Graciolli G.,Federal University of Mato Grosso do Sul | Azevedo A.A.,Instituto Biotropicos
Revista Brasileira de Entomologia | Year: 2011

Ectoparasites of bats (Chiroptera, Furipteridae), with a description of a new species of Synthesiostrebla Townsend (Diptera, Streblidae) from Brazil. Records of ectoparasites from furipterid bats are restricted to bat flies (Streblidae). Only three streblid species were known before this work: Trichobius pallidus (Curran, 1934), Strebla wiedemanni Kolenati, 1856, and Synthesiostrebla amorphochili Townsend, 1913. A second species of Synthesiostrebla is described here, increasing the geographical distribution of the genus to east of the Andes. Synthesiostrebla cisandina sp. nov. was found on Furipterus horrens (Cuvier, 1828) in southeastern Brazil. Anterior parts of the body, wing, tergite 7, epiproct and male genitalia are illustrated, and a key to females for species of Synthesiostrebla is provided.

Barata I.M.,University of Kent | Barata I.M.,Instituto Biotropicos | Correia C.M.,Instituto Biotropicos | Ferreira G.B.,Instituto Biotropicos | And 2 more authors.
Herpetological Conservation and Biology | Year: 2016

The southern portion of the Espinhaço Range in Brazil is recognized worldwide as a priority area for biodiversity conservation, and it contains a high number of endemic anuran species. We conducted field surveys and compiled published data on amphibian community composition from seven sites within Espinhaço Mosaic (EM; 910,000 ha) to explore the contribution of this area to amphibian species richness in the southern Espinhaço Range. We aimed to describe local and regional community composition and to identify priorities for future amphibian surveys and inventories in the study area.
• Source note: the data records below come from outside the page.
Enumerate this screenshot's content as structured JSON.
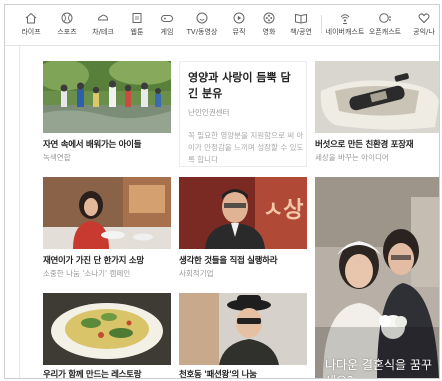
{
  "nav": {
    "items": [
      {
        "label": "라이프",
        "icon": "home-icon"
      },
      {
        "label": "스포츠",
        "icon": "ball-icon"
      },
      {
        "label": "차/테크",
        "icon": "car-icon"
      },
      {
        "label": "웹툰",
        "icon": "book-icon"
      },
      {
        "label": "게임",
        "icon": "gamepad-icon"
      },
      {
        "label": "TV/동영상",
        "icon": "smile-icon"
      },
      {
        "label": "뮤직",
        "icon": "play-icon"
      },
      {
        "label": "영화",
        "icon": "film-icon"
      },
      {
        "label": "책/공연",
        "icon": "open-book-icon"
      },
      {
        "label": "네이버캐스트",
        "icon": "broadcast-icon"
      },
      {
        "label": "오픈캐스트",
        "icon": "dots-icon"
      },
      {
        "label": "공익/나",
        "icon": "heart-icon"
      }
    ]
  },
  "cards": {
    "c1": {
      "title": "자연 속에서 배워가는 아이들",
      "sub": "녹색연합"
    },
    "c2": {
      "title": "영양과 사랑이 듬뿍 담긴 분유",
      "sub": "난민인권센터",
      "desc": "꼭 필요한 영양분을 지원함으로 써 아이가 안정감을 느끼며 성장할 수 있도록 합니다"
    },
    "c3": {
      "title": "버섯으로 만든 친환경 포장재",
      "sub": "세상을 바꾸는 아이디어"
    },
    "c4": {
      "title": "재연이가 가진 단 한가지 소망",
      "sub": "소중한 나눔 '소나기' 캠페인"
    },
    "c5": {
      "title": "생각한 것들을 직접 실행하라",
      "sub": "사회적기업"
    },
    "c6": {
      "caption": "나다운 결혼식을 꿈꾸세요?"
    },
    "c7": {
      "title": "우리가 함께 만드는 레스토랑"
    },
    "c8": {
      "title": "천호동 '패션왕'의 나눔"
    }
  }
}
We consider the EM a species-rich area sheltering 73 anuran species, which represents 36.5% of the amphibians known for the state of Minas Gerais, 57.5% of those in the Cerrado biome, and almost 70% of the species in the Espinhaço Range. Unequal sampling effort is a major concern in the study area, and species richness in under-sampled sites might increase as new assessments are conducted. Therefore, sites for which no data are available should be prioritized for species inventories. Although an increase in sampling effort is likely to reduce the proportion of exclusive species (i.e., species known to occur in only one of the seven investigated sites), we conclude that the levels of endemicity indicate a high number of narrowly distributed (micro-endemic) species. We believe anuran community composition and similarities in composition among the sites investigated are influenced by the gradient between the Cerrado and Atlantic Rainforest biomes, which deserves further investigation. © 2016. Izabella M. Barata. All rights reserved.

Mafia P.O.,Instituto Biotropicos | Mafia P.O.,Federal University of Ouro Preto
Check List | Year: 2015

I recorded an individual of Rock Tapaculo (Scytalopus petrophilus) on 15 October 2010, in a rocky outcrop (campo rupestre) formation at Sempre-Vivas National Park, at Bocaiúva municipality, northern Minas Gerais, Brazil. This record extends the northern limit of distribution of this species. © 2015 Check List and Authors.

Loading Instituto Biotropicos collaborators
Loading Instituto Biotropicos collaborators